He made a condescending grunt and got off, muffling his perfect ears from several curse words the bus driver threw at him before the bus took off, and crashed at the intersection.

"That's what happens when you mess with the cosmic forces of perfection!" He yelled, refusing to believe that the accident had anything to do with the wet road…or the mangy dog that darted across it…or the skinny little child that dashed across to save the poor thing.

He turned his back on the accident, and began wondering how he would get to Times Square. It was a whole three blocks away. Surely he couldn't walk? What would that do to his perfection? He stared up the street as he heard a commotion coming in his direction. There was a one man cyclist marathon coming down the street; Jimmy's favorite. The man on the bike was yelling something like "I'm perfect! Get that damn bus out of my way! I wanna win this thing!", but riddled with swear words. Jimmy cheered as he darted by, but then scowled at the bus spread across his way. And…


The cyclist was dead, his body spread eagle on the side of the bus, slowly slipping off. His bicycle was standing on its handlebars and seat, its wheels spinning in sadistic mockery; however it got that way is a mystery. Before I could think of an explanation, Jimmy had an idea. And this is Jimmy's story, not the bicycle's.

Jimmy flipped the bicycle over and hopped on.

"Hey, you can't take that guy's bike!" yelled someone on the sidewalk, who was apparently supported by many other onlookers, from the way they shook their fists at him. "Don't you have respect for the dead?"

"It's ok; I'm perfect," Jimmy explained, but the people gasped, and their mouths just fell open like how un-perfect people's did when they were shocked or something. He didn't have the inclination to sit around and explain how he was allowed to do things that they weren't; having to co-exist with the very same un-perfect folk was bad enough. Besides, he was sure the man would understand, the lucky soul was in perfect heaven already, he was sure.

He took off down the road with a mob of un-perfect people behind him.

"The jealous pigs," said the voice in his head.

"Couldn't agree more."
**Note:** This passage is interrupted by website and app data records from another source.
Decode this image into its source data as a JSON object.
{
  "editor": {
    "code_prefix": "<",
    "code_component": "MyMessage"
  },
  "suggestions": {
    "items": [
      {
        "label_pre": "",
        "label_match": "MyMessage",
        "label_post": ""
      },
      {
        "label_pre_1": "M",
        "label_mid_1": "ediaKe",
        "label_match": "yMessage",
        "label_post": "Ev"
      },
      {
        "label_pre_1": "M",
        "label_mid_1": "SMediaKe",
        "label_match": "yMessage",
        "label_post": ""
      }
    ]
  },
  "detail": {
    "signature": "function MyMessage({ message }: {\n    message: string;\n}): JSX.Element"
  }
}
It took Jimmy a little over five minutes to finally get to his destination; he would have gotten there sooner if he hadn't gotten into an argument with an armed mugger about knowing who and what he was allowed to mug, which ended in a lot of tears and suicidal gashes. He parked the bicycle, yes that's right; his bicycle deserved a parking space. And then he perused his surroundings, trying to spot the rest of his perfect friends. But then he realized, there were no perfect folk there, no, just plain old common folk.

He smacked himself on the head for being so stupid, but not too hard lest he ruin his perfect bone structure. Times Square was only perfect at night, but in the day it was packed with those puny un-perfect people. He shivered and turned to his bicycle, but on his way there, and young girl bumped into him and sneezed. He froze, standing there just trying to comprehend what could have possessed that little brat into thinking he was a tissue.

And now, Jimmy Hendricks is down with the flu.

A/N: Those of you reading Funny Business, don't worry I'm still working on it (I actually just finished its epilogue--had the perfect idea that I didn't want to lose...its great). As to this, and what it is, "Jimmy Hendricks is" will be a collection of one shots about the character you read above. Whenever I'm writing a story and I need a break from it, I'll write one of these, instead of creating a whole new story and feeling compelled to continue it, and then end up not finishing it.